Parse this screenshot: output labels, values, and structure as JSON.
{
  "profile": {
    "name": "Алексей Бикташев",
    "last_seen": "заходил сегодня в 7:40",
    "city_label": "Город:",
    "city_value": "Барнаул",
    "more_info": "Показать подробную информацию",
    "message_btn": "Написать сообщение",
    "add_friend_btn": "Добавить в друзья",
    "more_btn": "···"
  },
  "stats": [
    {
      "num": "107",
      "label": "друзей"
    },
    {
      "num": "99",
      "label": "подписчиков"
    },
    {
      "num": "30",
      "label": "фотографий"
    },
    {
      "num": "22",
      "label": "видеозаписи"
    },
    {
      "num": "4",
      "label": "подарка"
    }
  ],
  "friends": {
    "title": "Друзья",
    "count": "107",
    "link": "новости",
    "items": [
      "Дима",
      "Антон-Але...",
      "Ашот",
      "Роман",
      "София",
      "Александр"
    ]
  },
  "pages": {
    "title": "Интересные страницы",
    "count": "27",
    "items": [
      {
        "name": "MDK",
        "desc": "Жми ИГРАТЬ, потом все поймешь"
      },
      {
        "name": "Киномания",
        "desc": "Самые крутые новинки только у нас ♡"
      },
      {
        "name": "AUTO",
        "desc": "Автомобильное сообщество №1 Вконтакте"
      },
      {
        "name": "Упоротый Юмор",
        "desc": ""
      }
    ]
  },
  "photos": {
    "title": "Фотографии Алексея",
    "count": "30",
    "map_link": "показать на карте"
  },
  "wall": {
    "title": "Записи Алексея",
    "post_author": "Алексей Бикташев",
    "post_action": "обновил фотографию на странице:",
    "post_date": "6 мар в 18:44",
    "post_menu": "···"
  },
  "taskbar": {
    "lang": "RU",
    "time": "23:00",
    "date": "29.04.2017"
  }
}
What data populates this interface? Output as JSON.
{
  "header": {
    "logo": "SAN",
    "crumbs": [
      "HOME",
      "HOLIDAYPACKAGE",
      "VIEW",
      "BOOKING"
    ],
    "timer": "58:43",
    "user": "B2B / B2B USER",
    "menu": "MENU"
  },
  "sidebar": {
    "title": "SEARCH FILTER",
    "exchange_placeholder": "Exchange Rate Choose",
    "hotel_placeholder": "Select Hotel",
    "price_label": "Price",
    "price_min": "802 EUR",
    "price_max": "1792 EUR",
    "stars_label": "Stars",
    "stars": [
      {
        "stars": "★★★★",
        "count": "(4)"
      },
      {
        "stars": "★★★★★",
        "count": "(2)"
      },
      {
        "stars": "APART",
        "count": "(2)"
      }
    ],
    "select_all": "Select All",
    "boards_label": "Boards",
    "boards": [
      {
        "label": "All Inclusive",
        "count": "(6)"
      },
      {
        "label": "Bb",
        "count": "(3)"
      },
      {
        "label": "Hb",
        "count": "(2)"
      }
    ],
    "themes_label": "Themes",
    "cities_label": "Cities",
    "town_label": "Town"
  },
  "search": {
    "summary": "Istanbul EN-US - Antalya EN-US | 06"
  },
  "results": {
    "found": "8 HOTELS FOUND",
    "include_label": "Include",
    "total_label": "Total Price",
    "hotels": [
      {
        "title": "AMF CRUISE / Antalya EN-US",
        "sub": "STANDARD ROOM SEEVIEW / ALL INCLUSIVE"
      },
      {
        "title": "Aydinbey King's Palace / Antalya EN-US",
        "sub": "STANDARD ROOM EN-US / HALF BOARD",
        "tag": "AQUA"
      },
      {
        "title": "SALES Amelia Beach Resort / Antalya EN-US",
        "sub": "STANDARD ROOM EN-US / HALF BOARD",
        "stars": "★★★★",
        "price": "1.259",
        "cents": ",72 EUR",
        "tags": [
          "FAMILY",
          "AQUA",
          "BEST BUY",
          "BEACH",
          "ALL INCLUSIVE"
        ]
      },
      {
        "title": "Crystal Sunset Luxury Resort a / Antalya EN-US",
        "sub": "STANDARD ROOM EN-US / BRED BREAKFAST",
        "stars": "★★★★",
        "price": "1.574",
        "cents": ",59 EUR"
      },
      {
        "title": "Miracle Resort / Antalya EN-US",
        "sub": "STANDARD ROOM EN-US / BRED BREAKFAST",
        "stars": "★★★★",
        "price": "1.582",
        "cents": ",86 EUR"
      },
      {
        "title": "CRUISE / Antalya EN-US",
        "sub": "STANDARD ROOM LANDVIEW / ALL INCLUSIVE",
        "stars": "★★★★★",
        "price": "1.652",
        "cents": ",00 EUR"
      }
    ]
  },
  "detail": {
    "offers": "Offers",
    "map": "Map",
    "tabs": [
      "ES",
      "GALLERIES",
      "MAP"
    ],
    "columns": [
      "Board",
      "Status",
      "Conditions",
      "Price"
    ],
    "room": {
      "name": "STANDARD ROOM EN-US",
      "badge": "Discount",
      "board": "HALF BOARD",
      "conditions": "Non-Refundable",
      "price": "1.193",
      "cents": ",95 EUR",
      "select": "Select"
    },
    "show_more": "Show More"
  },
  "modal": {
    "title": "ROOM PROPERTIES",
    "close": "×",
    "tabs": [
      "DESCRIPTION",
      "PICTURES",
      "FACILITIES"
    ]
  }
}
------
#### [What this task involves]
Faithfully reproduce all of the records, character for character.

#### [Exercise solution]
Parse this screenshot: output labels, values, and structure as JSON.
{
  "profile": {
    "name": "Алексей Бикташев",
    "last_seen": "заходил сегодня в 7:40",
    "city_label": "Город:",
    "city_value": "Барнаул",
    "more_info": "Показать подробную информацию",
    "message_btn": "Написать сообщение",
    "add_friend_btn": "Добавить в друзья",
    "more_btn": "···"
  },
  "stats": [
    {
      "num": "107",
      "label": "друзей"
    },
    {
      "num": "99",
      "label": "подписчиков"
    },
    {
      "num": "30",
      "label": "фотографий"
    },
    {
      "num": "22",
      "label": "видеозаписи"
    },
    {
      "num": "4",
      "label": "подарка"
    }
  ],
  "friends": {
    "title": "Друзья",
    "count": "107",
    "link": "новости",
    "items": [
      "Дима",
      "Антон-Але...",
      "Ашот",
      "Роман",
      "София",
      "Александр"
    ]
  },
  "pages": {
    "title": "Интересные страницы",
    "count": "27",
    "items": [
      {
        "name": "MDK",
        "desc": "Жми ИГРАТЬ, потом все поймешь"
      },
      {
        "name": "Киномания",
        "desc": "Самые крутые новинки только у нас ♡"
      },
      {
        "name": "AUTO",
        "desc": "Автомобильное сообщество №1 Вконтакте"
      },
      {
        "name": "Упоротый Юмор",
        "desc": ""
      }
    ]
  },
  "photos": {
    "title": "Фотографии Алексея",
    "count": "30",
    "map_link": "показать на карте"
  },
  "wall": {
    "title": "Записи Алексея",
    "post_author": "Алексей Бикташев",
    "post_action": "обновил фотографию на странице:",
    "post_date": "6 мар в 18:44",
    "post_menu": "···"
  },
  "taskbar": {
    "lang": "RU",
    "time": "23:00",
    "date": "29.04.2017"
  }
}
What data populates this interface? Output as JSON.
{
  "header": {
    "logo": "SAN",
    "crumbs": [
      "HOME",
      "HOLIDAYPACKAGE",
      "VIEW",
      "BOOKING"
    ],
    "timer": "58:43",
    "user": "B2B / B2B USER",
    "menu": "MENU"
  },
  "sidebar": {
    "title": "SEARCH FILTER",
    "exchange_placeholder": "Exchange Rate Choose",
    "hotel_placeholder": "Select Hotel",
    "price_label": "Price",
    "price_min": "802 EUR",
    "price_max": "1792 EUR",
    "stars_label": "Stars",
    "stars": [
      {
        "stars": "★★★★",
        "count": "(4)"
      },
      {
        "stars": "★★★★★",
        "count": "(2)"
      },
      {
        "stars": "APART",
        "count": "(2)"
      }
    ],
    "select_all": "Select All",
    "boards_label": "Boards",
    "boards": [
      {
        "label": "All Inclusive",
        "count": "(6)"
      },
      {
        "label": "Bb",
        "count": "(3)"
      },
      {
        "label": "Hb",
        "count": "(2)"
      }
    ],
    "themes_label": "Themes",
    "cities_label": "Cities",
    "town_label": "Town"
  },
  "search": {
    "summary": "Istanbul EN-US - Antalya EN-US | 06"
  },
  "results": {
    "found": "8 HOTELS FOUND",
    "include_label": "Include",
    "total_label": "Total Price",
    "hotels": [
      {
        "title": "AMF CRUISE / Antalya EN-US",
        "sub": "STANDARD ROOM SEEVIEW / ALL INCLUSIVE"
      },
      {
        "title": "Aydinbey King's Palace / Antalya EN-US",
        "sub": "STANDARD ROOM EN-US / HALF BOARD",
        "tag": "AQUA"
      },
      {
        "title": "SALES Amelia Beach Resort / Antalya EN-US",
        "sub": "STANDARD ROOM EN-US / HALF BOARD",
        "stars": "★★★★",
        "price": "1.259",
        "cents": ",72 EUR",
        "tags": [
          "FAMILY",
          "AQUA",
          "BEST BUY",
          "BEACH",
          "ALL INCLUSIVE"
        ]
      },
      {
        "title": "Crystal Sunset Luxury Resort a / Antalya EN-US",
        "sub": "STANDARD ROOM EN-US / BRED BREAKFAST",
        "stars": "★★★★",
        "price": "1.574",
        "cents": ",59 EUR"
      },
      {
        "title": "Miracle Resort / Antalya EN-US",
        "sub": "STANDARD ROOM EN-US / BRED BREAKFAST",
        "stars": "★★★★",
        "price": "1.582",
        "cents": ",86 EUR"
      },
      {
        "title": "CRUISE / Antalya EN-US",
        "sub": "STANDARD ROOM LANDVIEW / ALL INCLUSIVE",
        "stars": "★★★★★",
        "price": "1.652",
        "cents": ",00 EUR"
      }
    ]
  },
  "detail": {
    "offers": "Offers",
    "map": "Map",
    "tabs": [
      "ES",
      "GALLERIES",
      "MAP"
    ],
    "columns": [
      "Board",
      "Status",
      "Conditions",
      "Price"
    ],
    "room": {
      "name": "STANDARD ROOM EN-US",
      "badge": "Discount",
      "board": "HALF BOARD",
      "conditions": "Non-Refundable",
      "price": "1.193",
      "cents": ",95 EUR",
      "select": "Select"
    },
    "show_more": "Show More"
  },
  "modal": {
    "title": "ROOM PROPERTIES",
    "close": "×",
    "tabs": [
      "DESCRIPTION",
      "PICTURES",
      "FACILITIES"
    ]
  }
}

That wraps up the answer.